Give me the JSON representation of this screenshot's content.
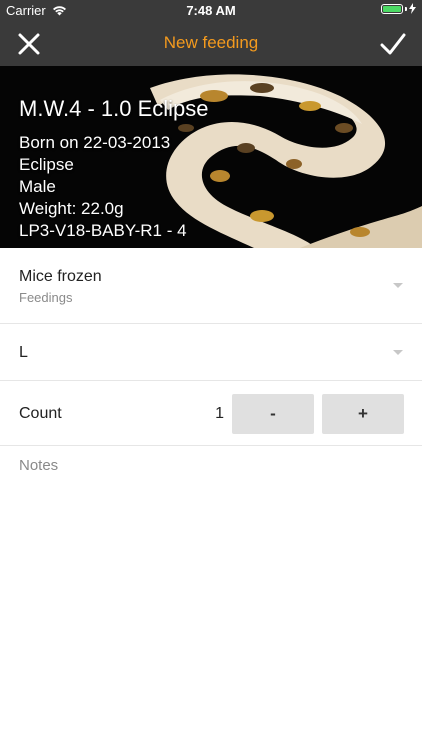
{
  "status_bar": {
    "carrier": "Carrier",
    "time": "7:48 AM",
    "icons": [
      "wifi-icon",
      "battery-icon",
      "charging-icon"
    ],
    "battery_color": "#4cd964"
  },
  "nav": {
    "title": "New feeding",
    "left_icon": "close-icon",
    "right_icon": "checkmark-icon",
    "title_color": "#f39a1e",
    "bar_color": "#3a3a3a"
  },
  "animal": {
    "name": "M.W.4 - 1.0 Eclipse",
    "born": "Born on 22-03-2013",
    "morph": "Eclipse",
    "sex": "Male",
    "weight": "Weight: 22.0g",
    "location": "LP3-V18-BABY-R1 - 4",
    "image": "ball-python-photo"
  },
  "form": {
    "food": {
      "value": "Mice frozen",
      "category": "Feedings",
      "icon": "dropdown-arrow-icon"
    },
    "size": {
      "value": "L",
      "icon": "dropdown-arrow-icon"
    },
    "count": {
      "label": "Count",
      "value": "1",
      "minus_label": "-",
      "plus_label": "+"
    },
    "notes": {
      "placeholder": "Notes"
    }
  }
}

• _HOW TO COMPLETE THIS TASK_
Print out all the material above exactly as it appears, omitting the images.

• _EXERCISE SOLUTION_
Give me the JSON representation of this screenshot's content.
{
  "status_bar": {
    "carrier": "Carrier",
    "time": "7:48 AM",
    "icons": [
      "wifi-icon",
      "battery-icon",
      "charging-icon"
    ],
    "battery_color": "#4cd964"
  },
  "nav": {
    "title": "New feeding",
    "left_icon": "close-icon",
    "right_icon": "checkmark-icon",
    "title_color": "#f39a1e",
    "bar_color": "#3a3a3a"
  },
  "animal": {
    "name": "M.W.4 - 1.0 Eclipse",
    "born": "Born on 22-03-2013",
    "morph": "Eclipse",
    "sex": "Male",
    "weight": "Weight: 22.0g",
    "location": "LP3-V18-BABY-R1 - 4",
    "image": "ball-python-photo"
  },
  "form": {
    "food": {
      "value": "Mice frozen",
      "category": "Feedings",
      "icon": "dropdown-arrow-icon"
    },
    "size": {
      "value": "L",
      "icon": "dropdown-arrow-icon"
    },
    "count": {
      "label": "Count",
      "value": "1",
      "minus_label": "-",
      "plus_label": "+"
    },
    "notes": {
      "placeholder": "Notes"
    }
  }
}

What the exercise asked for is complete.